Skills are the key elements contributing to the prosperity of nations and to better lives for individuals. That is why countries have invested heavily in skills over past decades. For workers, skills mean employability and social mobility. For society, skills represent a major component of its productivity, competitiveness and innovation. An important dimension of labour market disequilibria is the mismatch of supply and demand of different skills at the sectoral, regional and occupational levels. This is due to slow adjustment of skill structures in periods of rapid structural change that characterizes the post-transition economy.
Skill mismatches may be caused by ineffective signalling of labour market demands to education and training providers and to individuals, but they are very often a consequence of a lack of responsiveness on the part of education and training providers to information about skills demand. Croatia is not unique in having a relatively high interest for adjusting (matching) educational output with dynamic trends on the labour market. Croatia does not have a system of labour market information on occupational trends. Thus, it is impossible to specify which kinds of future requirements and unmet demands are commonly perceived.

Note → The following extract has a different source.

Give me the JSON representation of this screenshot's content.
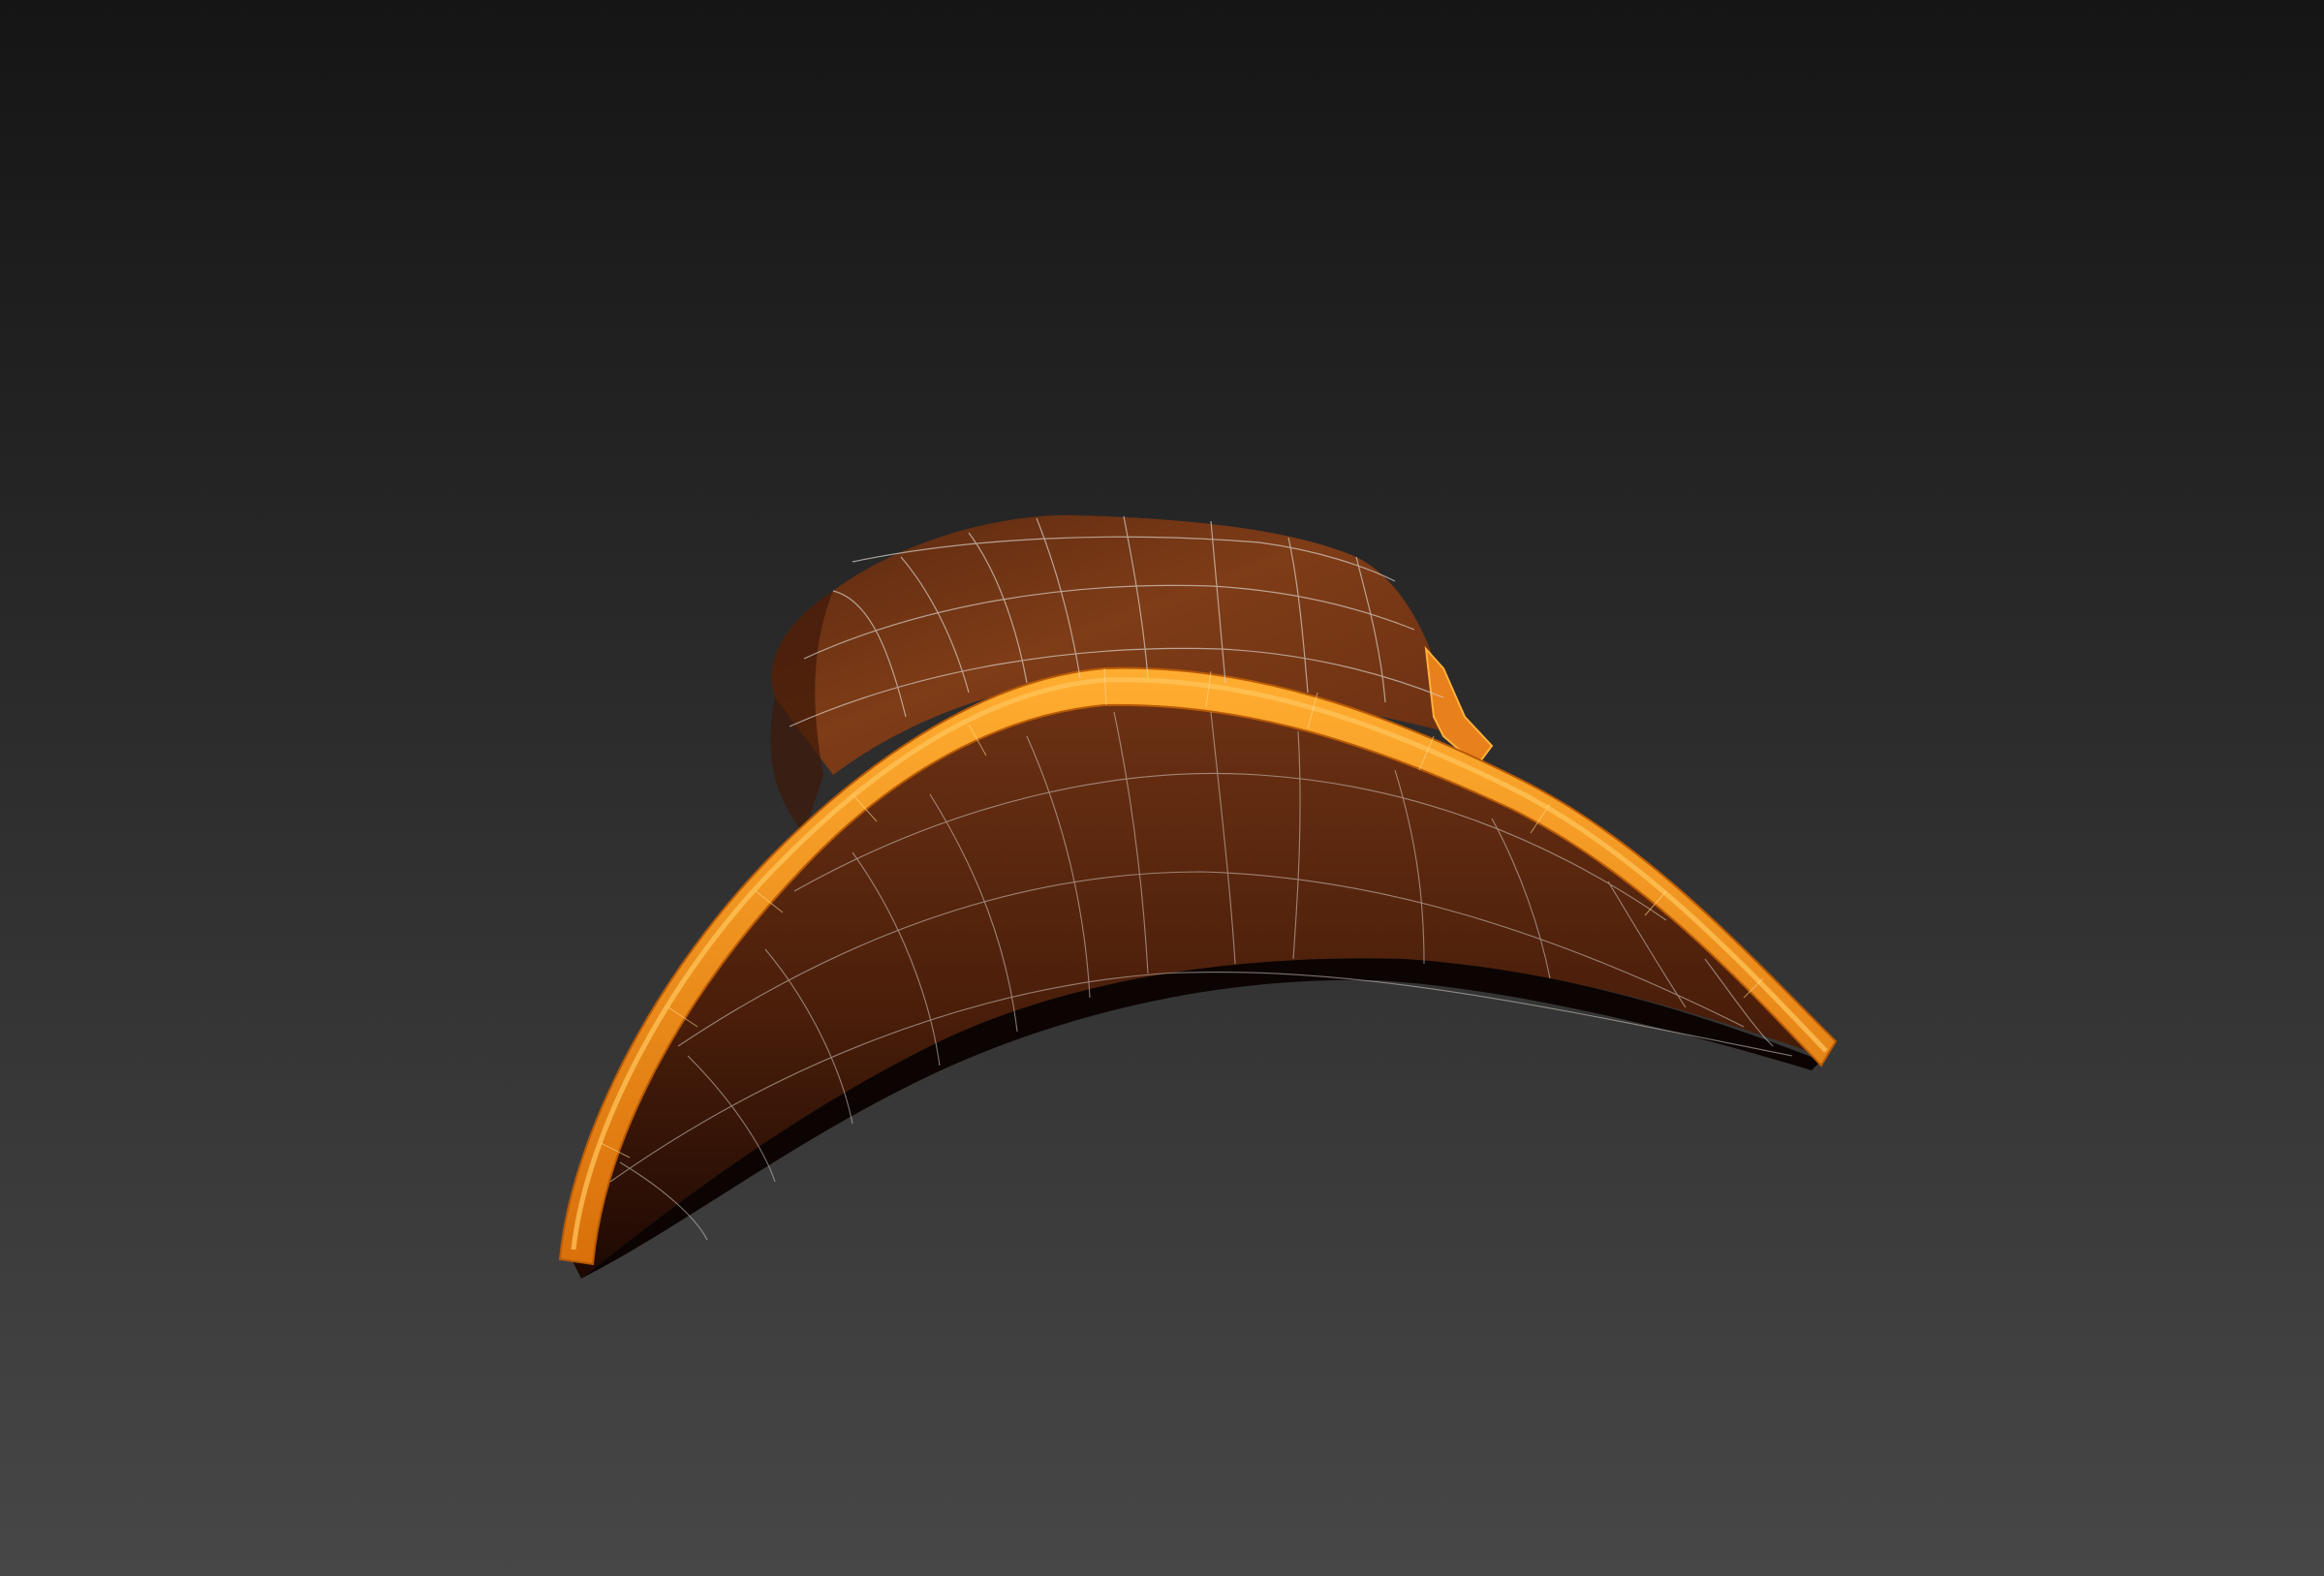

Taking into account the process of globalization process Croatia is undergoing, economic restructuring and the pressures of competition, demographic factors, there is an obvious need for more effective planning and management of the education system particularly to put more attention to long-term forecasting of labour market needs. Thus, it will be necessary to monitor systematically the labour market and occupational trends to insure better labour market information on occupational trends. Furthermore, it is important to provide and/or improve transparent information on employment status of graduates from various education programmes, and to insure more fl exible adjustments of enrolment quotas in education and training programmes.